→ Work order
Copy the listing exactly. Omit nothing.

╔══

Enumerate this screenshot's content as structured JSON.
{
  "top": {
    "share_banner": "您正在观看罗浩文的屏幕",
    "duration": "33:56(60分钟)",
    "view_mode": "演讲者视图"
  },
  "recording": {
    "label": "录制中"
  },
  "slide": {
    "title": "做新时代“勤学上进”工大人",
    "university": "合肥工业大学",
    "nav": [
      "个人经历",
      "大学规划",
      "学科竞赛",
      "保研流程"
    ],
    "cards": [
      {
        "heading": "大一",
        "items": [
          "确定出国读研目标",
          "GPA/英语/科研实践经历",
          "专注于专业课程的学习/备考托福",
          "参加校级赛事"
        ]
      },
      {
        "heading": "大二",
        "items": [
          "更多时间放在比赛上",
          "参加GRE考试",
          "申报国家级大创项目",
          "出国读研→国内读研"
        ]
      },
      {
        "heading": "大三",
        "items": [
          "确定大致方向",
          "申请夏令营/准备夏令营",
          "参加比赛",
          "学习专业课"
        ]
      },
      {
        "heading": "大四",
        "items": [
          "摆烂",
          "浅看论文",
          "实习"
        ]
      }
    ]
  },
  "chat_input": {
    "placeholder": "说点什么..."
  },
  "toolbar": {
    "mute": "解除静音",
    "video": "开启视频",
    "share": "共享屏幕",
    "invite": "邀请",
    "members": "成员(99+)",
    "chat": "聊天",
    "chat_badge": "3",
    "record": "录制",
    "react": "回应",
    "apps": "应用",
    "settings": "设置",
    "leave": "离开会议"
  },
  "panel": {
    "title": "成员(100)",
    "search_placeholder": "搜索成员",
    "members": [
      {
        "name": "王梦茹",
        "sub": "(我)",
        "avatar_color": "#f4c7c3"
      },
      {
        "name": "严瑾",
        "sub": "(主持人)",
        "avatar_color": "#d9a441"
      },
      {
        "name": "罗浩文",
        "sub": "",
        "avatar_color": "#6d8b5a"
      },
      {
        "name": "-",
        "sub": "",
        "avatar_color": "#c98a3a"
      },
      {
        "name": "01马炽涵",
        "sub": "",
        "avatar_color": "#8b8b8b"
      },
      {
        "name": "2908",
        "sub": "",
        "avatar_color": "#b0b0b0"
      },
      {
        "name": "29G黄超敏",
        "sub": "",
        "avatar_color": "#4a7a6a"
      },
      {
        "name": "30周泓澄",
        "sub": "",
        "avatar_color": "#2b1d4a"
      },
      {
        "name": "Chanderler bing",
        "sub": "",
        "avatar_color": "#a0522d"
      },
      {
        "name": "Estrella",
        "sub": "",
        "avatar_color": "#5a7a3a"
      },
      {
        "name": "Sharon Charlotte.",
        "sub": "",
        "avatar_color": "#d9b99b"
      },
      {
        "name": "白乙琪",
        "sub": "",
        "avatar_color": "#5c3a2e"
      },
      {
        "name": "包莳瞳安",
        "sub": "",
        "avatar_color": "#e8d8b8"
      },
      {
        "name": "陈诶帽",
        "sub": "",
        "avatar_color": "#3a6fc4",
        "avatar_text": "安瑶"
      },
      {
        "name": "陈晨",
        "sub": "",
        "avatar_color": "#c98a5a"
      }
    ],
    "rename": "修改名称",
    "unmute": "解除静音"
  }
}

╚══

→ Reply
Enumerate this screenshot's content as structured JSON.
{
  "top": {
    "share_banner": "您正在观看罗浩文的屏幕",
    "duration": "33:56(60分钟)",
    "view_mode": "演讲者视图"
  },
  "recording": {
    "label": "录制中"
  },
  "slide": {
    "title": "做新时代“勤学上进”工大人",
    "university": "合肥工业大学",
    "nav": [
      "个人经历",
      "大学规划",
      "学科竞赛",
      "保研流程"
    ],
    "cards": [
      {
        "heading": "大一",
        "items": [
          "确定出国读研目标",
          "GPA/英语/科研实践经历",
          "专注于专业课程的学习/备考托福",
          "参加校级赛事"
        ]
      },
      {
        "heading": "大二",
        "items": [
          "更多时间放在比赛上",
          "参加GRE考试",
          "申报国家级大创项目",
          "出国读研→国内读研"
        ]
      },
      {
        "heading": "大三",
        "items": [
          "确定大致方向",
          "申请夏令营/准备夏令营",
          "参加比赛",
          "学习专业课"
        ]
      },
      {
        "heading": "大四",
        "items": [
          "摆烂",
          "浅看论文",
          "实习"
        ]
      }
    ]
  },
  "chat_input": {
    "placeholder": "说点什么..."
  },
  "toolbar": {
    "mute": "解除静音",
    "video": "开启视频",
    "share": "共享屏幕",
    "invite": "邀请",
    "members": "成员(99+)",
    "chat": "聊天",
    "chat_badge": "3",
    "record": "录制",
    "react": "回应",
    "apps": "应用",
    "settings": "设置",
    "leave": "离开会议"
  },
  "panel": {
    "title": "成员(100)",
    "search_placeholder": "搜索成员",
    "members": [
      {
        "name": "王梦茹",
        "sub": "(我)",
        "avatar_color": "#f4c7c3"
      },
      {
        "name": "严瑾",
        "sub": "(主持人)",
        "avatar_color": "#d9a441"
      },
      {
        "name": "罗浩文",
        "sub": "",
        "avatar_color": "#6d8b5a"
      },
      {
        "name": "-",
        "sub": "",
        "avatar_color": "#c98a3a"
      },
      {
        "name": "01马炽涵",
        "sub": "",
        "avatar_color": "#8b8b8b"
      },
      {
        "name": "2908",
        "sub": "",
        "avatar_color": "#b0b0b0"
      },
      {
        "name": "29G黄超敏",
        "sub": "",
        "avatar_color": "#4a7a6a"
      },
      {
        "name": "30周泓澄",
        "sub": "",
        "avatar_color": "#2b1d4a"
      },
      {
        "name": "Chanderler bing",
        "sub": "",
        "avatar_color": "#a0522d"
      },
      {
        "name": "Estrella",
        "sub": "",
        "avatar_color": "#5a7a3a"
      },
      {
        "name": "Sharon Charlotte.",
        "sub": "",
        "avatar_color": "#d9b99b"
      },
      {
        "name": "白乙琪",
        "sub": "",
        "avatar_color": "#5c3a2e"
      },
      {
        "name": "包莳瞳安",
        "sub": "",
        "avatar_color": "#e8d8b8"
      },
      {
        "name": "陈诶帽",
        "sub": "",
        "avatar_color": "#3a6fc4",
        "avatar_text": "安瑶"
      },
      {
        "name": "陈晨",
        "sub": "",
        "avatar_color": "#c98a5a"
      }
    ],
    "rename": "修改名称",
    "unmute": "解除静音"
  }
}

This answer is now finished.